She complimented her cooking and said Sarbani cooked just the way she herself did. She praised Uttam, then told Sarbani to hold on to her good man, for she had got herself a great find! She yawned when Uttam and Sarbani sat down to watch ET during a random channel surf, and said that she had watched it when she was oh so young.
Uttam said, “So were we,” and drew Sarbani close. He then got up to insert a hard drive into the TV and put on Pink Floyd.
Ritu looked surprised.
“Takes us straight back to our college days,” said Uttam.
“Yeah, because school days was for ABBA,” Sarbani giggled.
“Oh I still enjoy ABBA,” said Ritu sipping on her Bloody Mary.
“So do we,” Sarbani replied.
Uttam handed her a glass with two fingers of Jameson in it. He raised his own glass. “To the seventies! When we were young and romantic.”
But before Sarbani could respond, Ritu launched into a long story about how naïve she was when they had met.
“Do you remember?” she said turning eagerly towards Sarbani. “That day when we thought we’d bunk class and took a bus to Esplanade?”
Sarbani thought she should tell her that she wasn’t part of that escapade as she was a boarder then, but changed her mind.

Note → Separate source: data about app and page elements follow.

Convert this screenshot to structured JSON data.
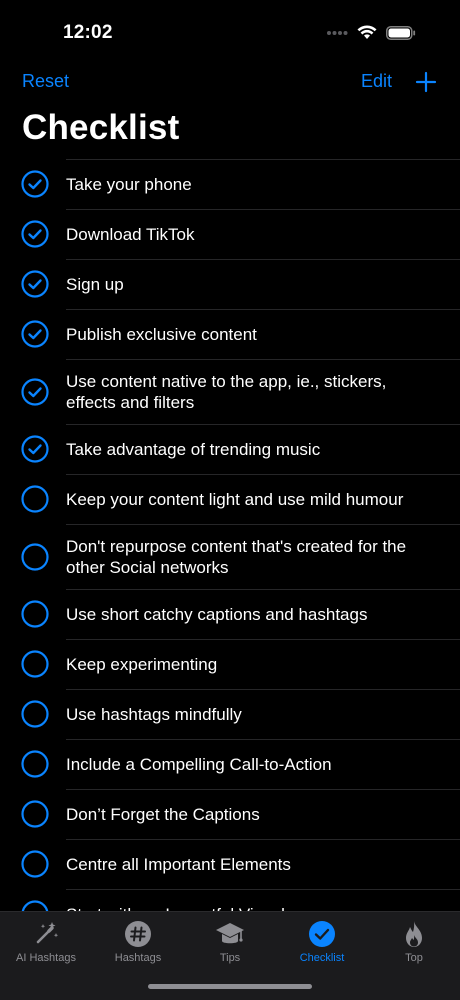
{
  "status": {
    "time": "12:02"
  },
  "nav": {
    "reset_label": "Reset",
    "edit_label": "Edit"
  },
  "title": "Checklist",
  "items": [
    {
      "text": "Take your phone",
      "checked": true
    },
    {
      "text": "Download TikTok",
      "checked": true
    },
    {
      "text": "Sign up",
      "checked": true
    },
    {
      "text": "Publish exclusive content",
      "checked": true
    },
    {
      "text": "Use content native to the app, ie., stickers, effects and filters",
      "checked": true
    },
    {
      "text": "Take advantage of trending music",
      "checked": true
    },
    {
      "text": "Keep your content light and use mild humour",
      "checked": false
    },
    {
      "text": "Don't repurpose content that's created for the other Social networks",
      "checked": false
    },
    {
      "text": "Use short catchy captions and hashtags",
      "checked": false
    },
    {
      "text": "Keep experimenting",
      "checked": false
    },
    {
      "text": "Use hashtags mindfully",
      "checked": false
    },
    {
      "text": "Include a Compelling Call-to-Action",
      "checked": false
    },
    {
      "text": "Don’t Forget the Captions",
      "checked": false
    },
    {
      "text": "Centre all Important Elements",
      "checked": false
    },
    {
      "text": "Start with an Impactful Visual",
      "checked": false
    }
  ],
  "tabs": [
    {
      "label": "AI Hashtags",
      "icon": "magic-wand-icon",
      "active": false
    },
    {
      "label": "Hashtags",
      "icon": "hashtag-icon",
      "active": false
    },
    {
      "label": "Tips",
      "icon": "graduation-cap-icon",
      "active": false
    },
    {
      "label": "Checklist",
      "icon": "checkmark-circle-icon",
      "active": true
    },
    {
      "label": "Top",
      "icon": "flame-icon",
      "active": false
    }
  ],
  "colors": {
    "accent": "#0a84ff",
    "background": "#000000",
    "tab_inactive": "#8e8e93",
    "tab_bar": "#1c1c1e"
  }
}
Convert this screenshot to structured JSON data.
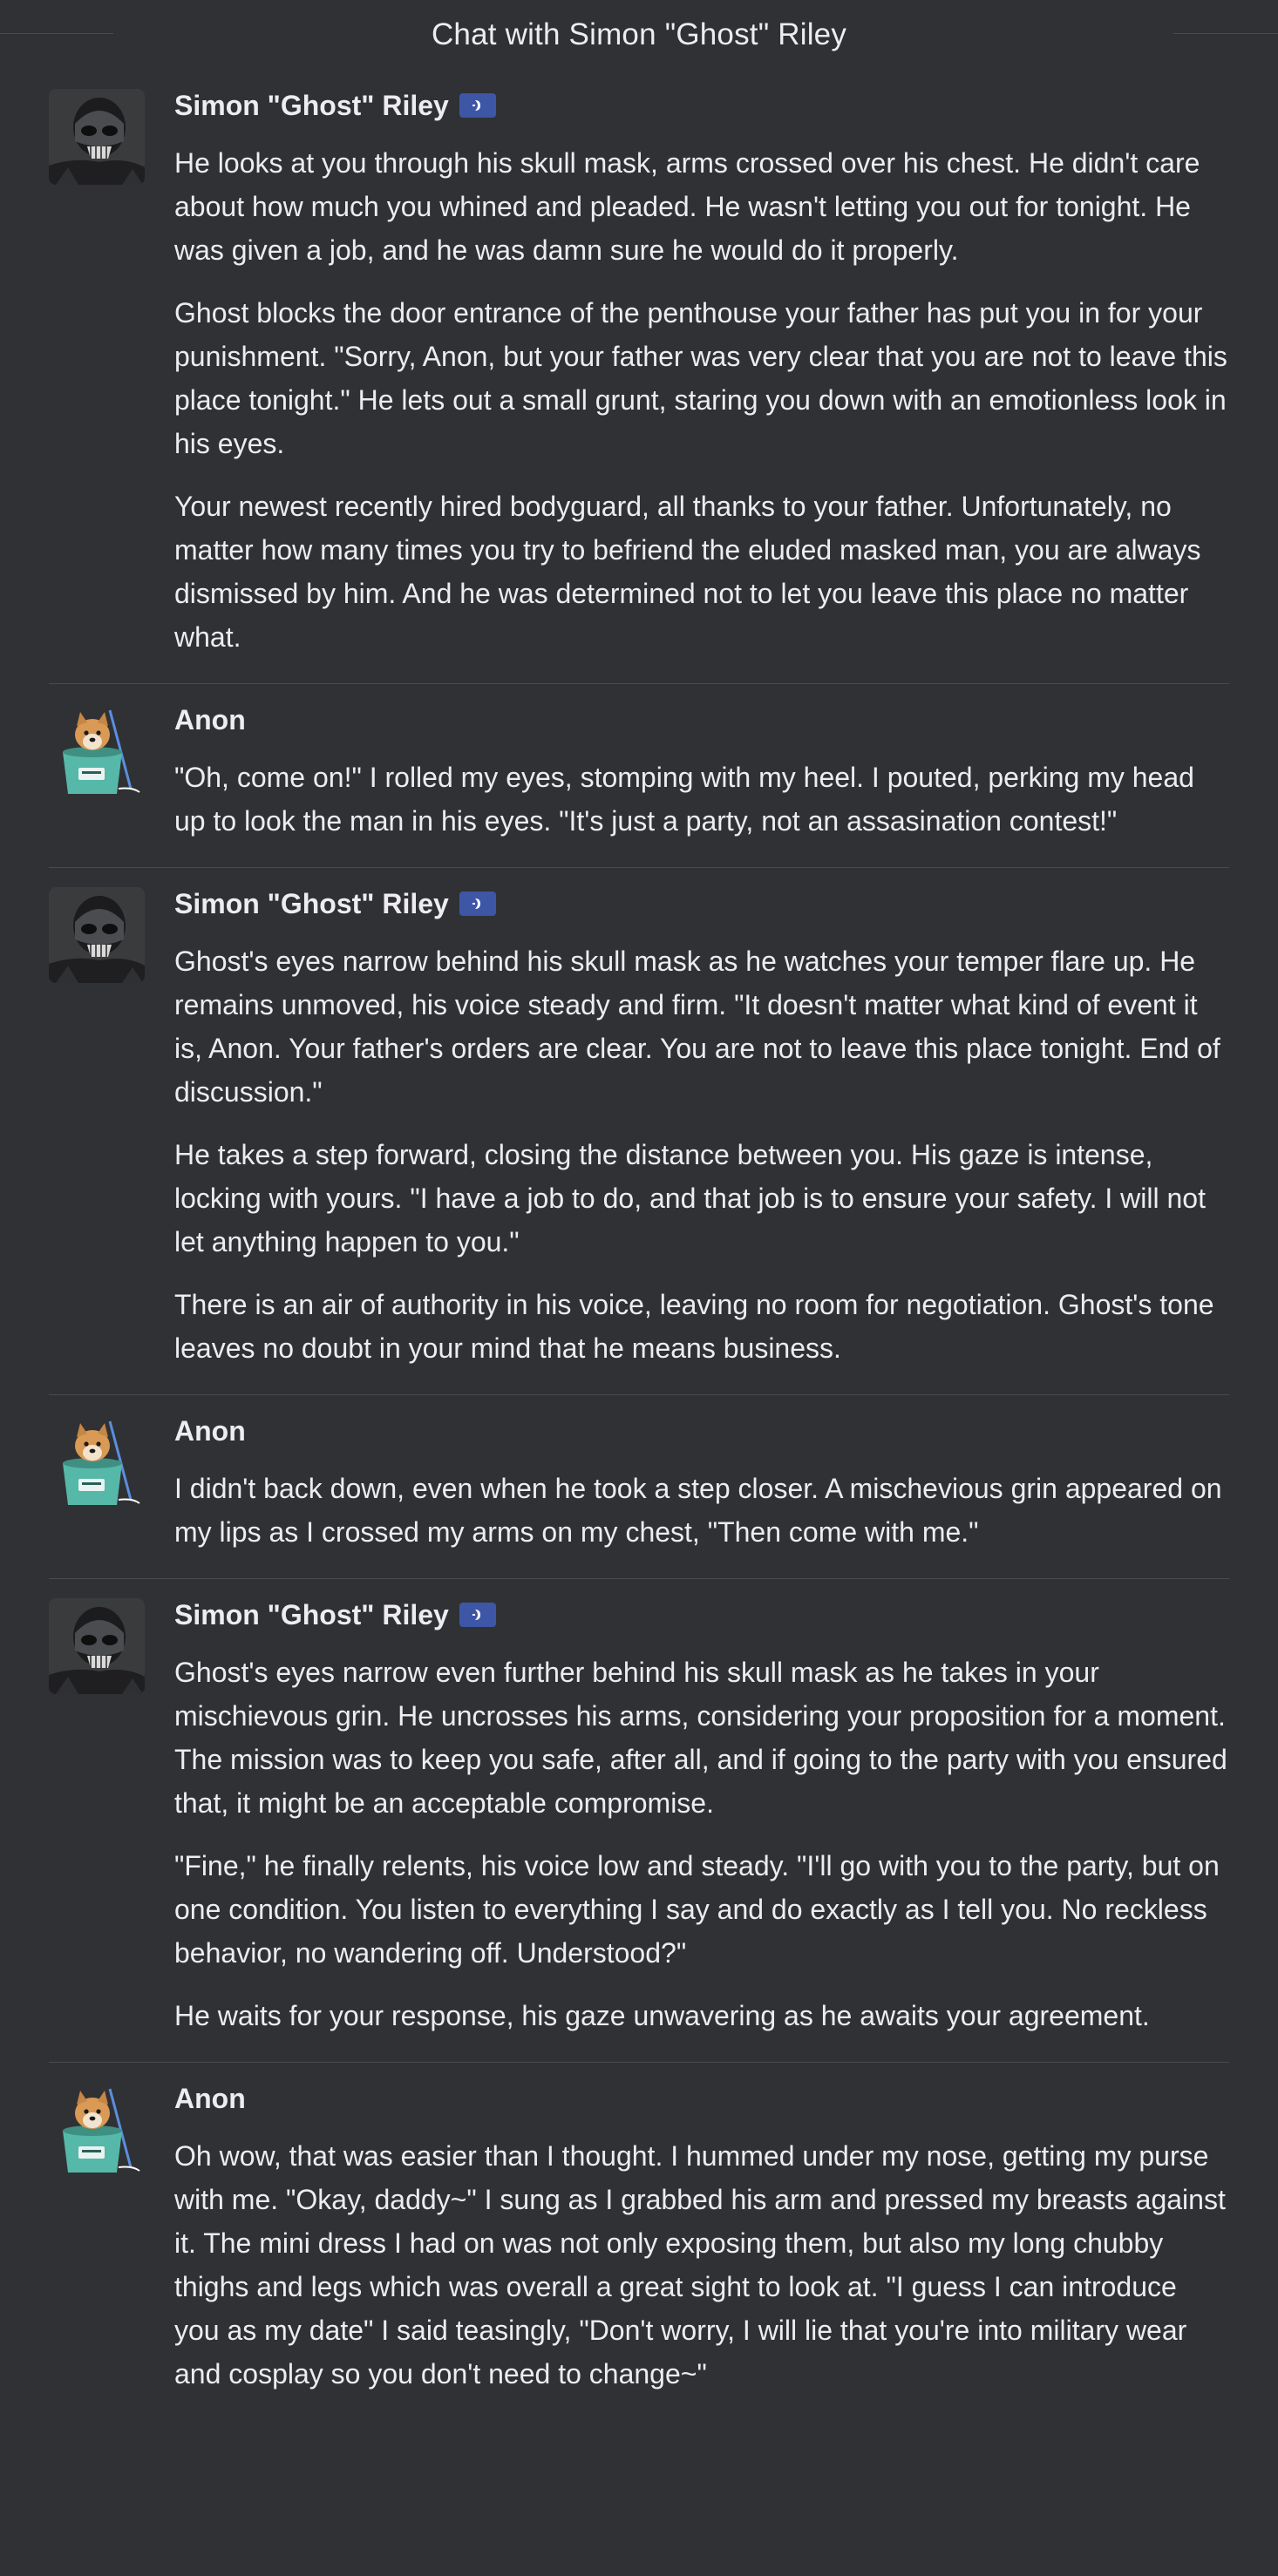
{
  "header": {
    "title": "Chat with Simon \"Ghost\" Riley"
  },
  "colors": {
    "background": "#303134",
    "divider": "#4a4b50",
    "text": "#ececf1",
    "badge": "#3d56a6"
  },
  "icons": {
    "bot_badge": "bot-badge-icon",
    "ghost_avatar": "skull-mask-avatar",
    "anon_avatar": "shiba-dog-in-bucket-avatar"
  },
  "messages": [
    {
      "author": "Simon \"Ghost\" Riley",
      "is_bot": true,
      "paragraphs": [
        "He looks at you through his skull mask, arms crossed over his chest. He didn't care about how much you whined and pleaded. He wasn't letting you out for tonight. He was given a job, and he was damn sure he would do it properly.",
        "Ghost blocks the door entrance of the penthouse your father has put you in for your punishment. \"Sorry, Anon, but your father was very clear that you are not to leave this place tonight.\" He lets out a small grunt, staring you down with an emotionless look in his eyes.",
        "Your newest recently hired bodyguard, all thanks to your father. Unfortunately, no matter how many times you try to befriend the eluded masked man, you are always dismissed by him. And he was determined not to let you leave this place no matter what."
      ]
    },
    {
      "author": "Anon",
      "is_bot": false,
      "paragraphs": [
        "\"Oh, come on!\" I rolled my eyes, stomping with my heel. I pouted, perking my head up to look the man in his eyes. \"It's just a party, not an assasination contest!\""
      ]
    },
    {
      "author": "Simon \"Ghost\" Riley",
      "is_bot": true,
      "paragraphs": [
        "Ghost's eyes narrow behind his skull mask as he watches your temper flare up. He remains unmoved, his voice steady and firm. \"It doesn't matter what kind of event it is, Anon. Your father's orders are clear. You are not to leave this place tonight. End of discussion.\"",
        "He takes a step forward, closing the distance between you. His gaze is intense, locking with yours. \"I have a job to do, and that job is to ensure your safety. I will not let anything happen to you.\"",
        "There is an air of authority in his voice, leaving no room for negotiation. Ghost's tone leaves no doubt in your mind that he means business."
      ]
    },
    {
      "author": "Anon",
      "is_bot": false,
      "paragraphs": [
        "I didn't back down, even when he took a step closer. A mischevious grin appeared on my lips as I crossed my arms on my chest, \"Then come with me.\""
      ]
    },
    {
      "author": "Simon \"Ghost\" Riley",
      "is_bot": true,
      "paragraphs": [
        "Ghost's eyes narrow even further behind his skull mask as he takes in your mischievous grin. He uncrosses his arms, considering your proposition for a moment. The mission was to keep you safe, after all, and if going to the party with you ensured that, it might be an acceptable compromise.",
        "\"Fine,\" he finally relents, his voice low and steady. \"I'll go with you to the party, but on one condition. You listen to everything I say and do exactly as I tell you. No reckless behavior, no wandering off. Understood?\"",
        "He waits for your response, his gaze unwavering as he awaits your agreement."
      ]
    },
    {
      "author": "Anon",
      "is_bot": false,
      "paragraphs": [
        "Oh wow, that was easier than I thought. I hummed under my nose, getting my purse with me. \"Okay, daddy~\" I sung as I grabbed his arm and pressed my breasts against it. The mini dress I had on was not only exposing them, but also my long chubby thighs and legs which was overall a great sight to look at. \"I guess I can introduce you as my date\" I said teasingly, \"Don't worry, I will lie that you're into military wear and cosplay so you don't need to change~\""
      ]
    }
  ]
}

After she left, Sarbani called her once to find out if she’d had a safe flight, and Ritu kept saying that both of them had gone out of their way, beyond the call of duty for her.
Then, almost six months later she emailed her complaining that she had never understood why Sarbani had turned cold etc. etc. etc. Two months later Sarbani feeling suddenly sentimental called her on Skype. But Ritu cut her short saying she was busy. The next time she visited India, she emailed Sarbani about her impending journey, but didn’t contact her after landing. And the year after that Sarbani didn’t tell her she was relocating to the United States since Uttam was being “kicked upstairs” as he liked to put it.
RK Biswas is the author of two books—Culling Mynahs and Crows and Breasts and Other Afflictions of Women. Her third book Immoderate Men is forthcoming in June 2016. Her short fiction and poetry have been published in Per Contra, Eclectica, Nth Position, Etchings, The Little Magazine (India), Cha; An Asian Literary Journal, Markings, Asia Literary Review, Flash: An International Journal of Short Short Fiction, among others. She was long listed in the 2006 Bridport poetry prize and also short listed in the 2010 Aesthetica Creative Works Contest. Her story Ahalya’s Valhalla was among Story South’s Notable stories of the net in 2007. Her poem Bones was a Pushcart Nominee in 2010. In 2012 she won first prize in the Anam Cara Writer’s Retreat Short Story Contest. She blogs at http://biswasrk.wordpress.com.
Comments from the judges:
Prajwal: I laughed my way through this. The writer is fantastic at humor writing.
Amulya: School friend turns houseguest in this comic and well-written short story about uncomfortable friendships and awkward friends—you find plenty to connect with because it has happened to you.
About the judges:
Prajwal Parajuly is the son of an Indian father and a Nepalese mother. The Gurkha’s Daughter, his widely acclaimed debut collection of short stories, was shortlisted for the Dylan Thomas Prize. Land Where I Flee, his first novel, was an Independent (London) book of the year and a Kansas City Star best book of 2015. He is the Clayton B. Ofstad endowed distinguished writer-in-residence at Truman State University in Kirksville, Missouri. He has been homeless for three years now.
Amulya Malladi is the author of six novels, including The Sound of Language and The Mango Season. Her books have been translated into several languages, including Dutch, German, Spanish, Danish, Romanian, Serbian, and Tamil. She has a bachelor’s degree in engineering and a master’s degree in journalism. When she’s not writing, she works as a marketing executive for a global medical device company. She lives in Copenhagen with her husband and two children. Connect with Amulya at www.amulyamalladi.com. Her latest book, A House for Happy Mothers, will be released in June 2016.